The Australian National Diagnostic Protocol (NDP) for X. fastidiosa was last updated in 2016, and the updated version has now been submitted to the Subcommittee for Plant Health Diagnostics (SPHD), Plant Health Australia (PHA), and will be made publicly available once it is endorsed.
The new version was broadened to encompass primary detection, diagnosis, and surveillance of all Xylella species, subspecies, and sequence types across a broad range of hosts.
The NDP includes a combination of extensively validated laboratory and field-based molecular assays, that were published by other international researchers or developed within the project, for the identification and differentiation of Xylella spp. down to sequence type and for use during high throughput surveillance. High throughput sequencing and rapid multilocus sequence typing methodologies were also developed, to enable accurate identification of Xylella species, subspecies, and sequence type to inform surveillance strategies based on host specificity. MPI developed a collection of accurately characterized Xylella spp. isolates, and DNA was shared with the Australian project participants; this critical resource not only assisted the NDP development but will support future Xylella spp. diagnosis and surveillance within Australia and New Zealand.

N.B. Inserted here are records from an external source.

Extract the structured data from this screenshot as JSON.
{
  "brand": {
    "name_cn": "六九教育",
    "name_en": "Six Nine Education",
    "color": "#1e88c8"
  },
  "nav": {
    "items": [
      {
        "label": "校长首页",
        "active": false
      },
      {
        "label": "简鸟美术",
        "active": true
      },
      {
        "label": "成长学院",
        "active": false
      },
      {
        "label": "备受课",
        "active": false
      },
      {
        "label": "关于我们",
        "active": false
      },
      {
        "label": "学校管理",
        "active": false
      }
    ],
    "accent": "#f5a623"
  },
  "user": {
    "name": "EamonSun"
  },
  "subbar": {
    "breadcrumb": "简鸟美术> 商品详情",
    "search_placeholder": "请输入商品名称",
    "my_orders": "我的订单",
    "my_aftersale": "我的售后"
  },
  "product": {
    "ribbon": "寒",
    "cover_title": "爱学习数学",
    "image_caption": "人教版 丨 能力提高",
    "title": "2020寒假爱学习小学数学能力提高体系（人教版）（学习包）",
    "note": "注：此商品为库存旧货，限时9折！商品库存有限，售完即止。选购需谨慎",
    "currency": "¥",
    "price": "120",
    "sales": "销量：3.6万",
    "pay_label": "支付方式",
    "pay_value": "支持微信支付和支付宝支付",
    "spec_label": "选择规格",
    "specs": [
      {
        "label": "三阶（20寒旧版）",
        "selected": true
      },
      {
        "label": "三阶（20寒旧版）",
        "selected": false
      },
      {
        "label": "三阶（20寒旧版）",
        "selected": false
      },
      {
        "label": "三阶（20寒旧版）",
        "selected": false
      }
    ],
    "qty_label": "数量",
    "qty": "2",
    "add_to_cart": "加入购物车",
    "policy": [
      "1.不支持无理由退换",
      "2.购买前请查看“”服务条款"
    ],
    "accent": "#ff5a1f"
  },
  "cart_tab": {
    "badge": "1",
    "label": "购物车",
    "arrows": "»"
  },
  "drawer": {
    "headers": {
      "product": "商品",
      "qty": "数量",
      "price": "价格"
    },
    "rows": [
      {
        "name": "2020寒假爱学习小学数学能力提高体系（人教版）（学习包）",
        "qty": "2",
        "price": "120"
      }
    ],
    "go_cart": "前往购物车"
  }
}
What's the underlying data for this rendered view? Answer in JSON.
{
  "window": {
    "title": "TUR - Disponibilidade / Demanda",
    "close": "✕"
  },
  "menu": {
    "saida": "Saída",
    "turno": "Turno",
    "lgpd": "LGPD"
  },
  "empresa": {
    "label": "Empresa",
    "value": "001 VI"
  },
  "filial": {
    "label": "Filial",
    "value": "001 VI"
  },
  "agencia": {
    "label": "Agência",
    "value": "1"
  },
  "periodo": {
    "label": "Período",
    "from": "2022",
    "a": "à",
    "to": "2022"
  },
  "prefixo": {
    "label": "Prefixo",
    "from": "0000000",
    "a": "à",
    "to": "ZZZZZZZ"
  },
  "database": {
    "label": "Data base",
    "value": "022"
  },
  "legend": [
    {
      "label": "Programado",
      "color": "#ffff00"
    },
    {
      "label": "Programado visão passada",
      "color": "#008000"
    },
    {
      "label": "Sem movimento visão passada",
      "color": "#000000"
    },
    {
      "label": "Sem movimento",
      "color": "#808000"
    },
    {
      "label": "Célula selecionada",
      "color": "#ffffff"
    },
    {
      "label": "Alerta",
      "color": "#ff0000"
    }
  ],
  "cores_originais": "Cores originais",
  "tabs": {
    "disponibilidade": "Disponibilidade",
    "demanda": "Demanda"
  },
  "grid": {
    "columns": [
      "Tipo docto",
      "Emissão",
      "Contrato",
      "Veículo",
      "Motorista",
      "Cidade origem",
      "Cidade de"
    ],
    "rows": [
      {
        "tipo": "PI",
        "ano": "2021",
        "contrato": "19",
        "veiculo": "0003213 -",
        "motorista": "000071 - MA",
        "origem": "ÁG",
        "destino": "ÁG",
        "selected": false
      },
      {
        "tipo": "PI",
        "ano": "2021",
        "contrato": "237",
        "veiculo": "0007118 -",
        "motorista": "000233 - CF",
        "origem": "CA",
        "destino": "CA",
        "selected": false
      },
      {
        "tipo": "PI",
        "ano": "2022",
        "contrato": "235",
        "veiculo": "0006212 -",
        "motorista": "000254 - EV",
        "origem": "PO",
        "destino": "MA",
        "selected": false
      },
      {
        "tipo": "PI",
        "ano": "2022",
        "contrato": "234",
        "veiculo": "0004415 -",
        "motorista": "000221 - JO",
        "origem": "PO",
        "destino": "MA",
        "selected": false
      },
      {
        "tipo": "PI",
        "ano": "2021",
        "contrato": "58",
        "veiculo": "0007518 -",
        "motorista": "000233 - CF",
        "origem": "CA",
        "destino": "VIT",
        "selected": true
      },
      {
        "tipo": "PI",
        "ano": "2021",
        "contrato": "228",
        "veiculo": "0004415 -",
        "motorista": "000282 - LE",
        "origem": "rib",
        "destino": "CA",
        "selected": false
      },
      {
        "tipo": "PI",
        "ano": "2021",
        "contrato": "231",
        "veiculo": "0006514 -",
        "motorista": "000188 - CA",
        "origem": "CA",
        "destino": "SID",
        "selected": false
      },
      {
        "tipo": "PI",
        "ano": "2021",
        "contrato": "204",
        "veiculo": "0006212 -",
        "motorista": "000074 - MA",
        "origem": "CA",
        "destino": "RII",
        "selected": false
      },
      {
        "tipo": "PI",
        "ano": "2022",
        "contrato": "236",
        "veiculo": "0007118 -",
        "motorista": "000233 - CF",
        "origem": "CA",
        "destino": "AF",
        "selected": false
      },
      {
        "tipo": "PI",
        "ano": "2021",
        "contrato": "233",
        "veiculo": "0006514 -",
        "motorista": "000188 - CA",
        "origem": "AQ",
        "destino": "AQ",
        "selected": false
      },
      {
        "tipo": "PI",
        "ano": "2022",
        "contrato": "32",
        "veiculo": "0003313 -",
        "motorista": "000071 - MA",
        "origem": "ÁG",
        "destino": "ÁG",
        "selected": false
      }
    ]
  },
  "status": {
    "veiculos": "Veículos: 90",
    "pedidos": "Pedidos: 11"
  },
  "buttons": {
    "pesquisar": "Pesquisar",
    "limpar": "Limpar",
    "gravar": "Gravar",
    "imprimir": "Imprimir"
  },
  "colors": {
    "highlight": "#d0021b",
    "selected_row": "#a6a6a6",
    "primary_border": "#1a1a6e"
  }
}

As well as developing state-of-the-art diagnostic tools, technologies and protocols to screen plant material entering the country and to support active surveillance programs, it provided associated training to technical staff in diagnostic laboratories.
Xylella fastidiosa is the number one exotic national priority pest for Australia due to its broad host range and the significant threat it poses to agricultural and horticulture industries. Outbreaks of X. fastidiosa have caused significant crop losses and socio-economic impacts overseas. X. fastidiosa is transmitted by insect vectors from one plant to another and can infect over 650 plants. The symptoms caused by X. fastidiosa include leaf scorch, chlorosis, and decline and often look like other disorders, such as water stress or nutrient deficiencies.
This project was a strategic levy investment in the Hort Innovation Apple and pear, Avocado, Citrus, Cherry, Dried Grape, Nursery, Olive, Prune, Raspberry and Blackberry, Strawberry, Summerfruit and Table Grape Funds.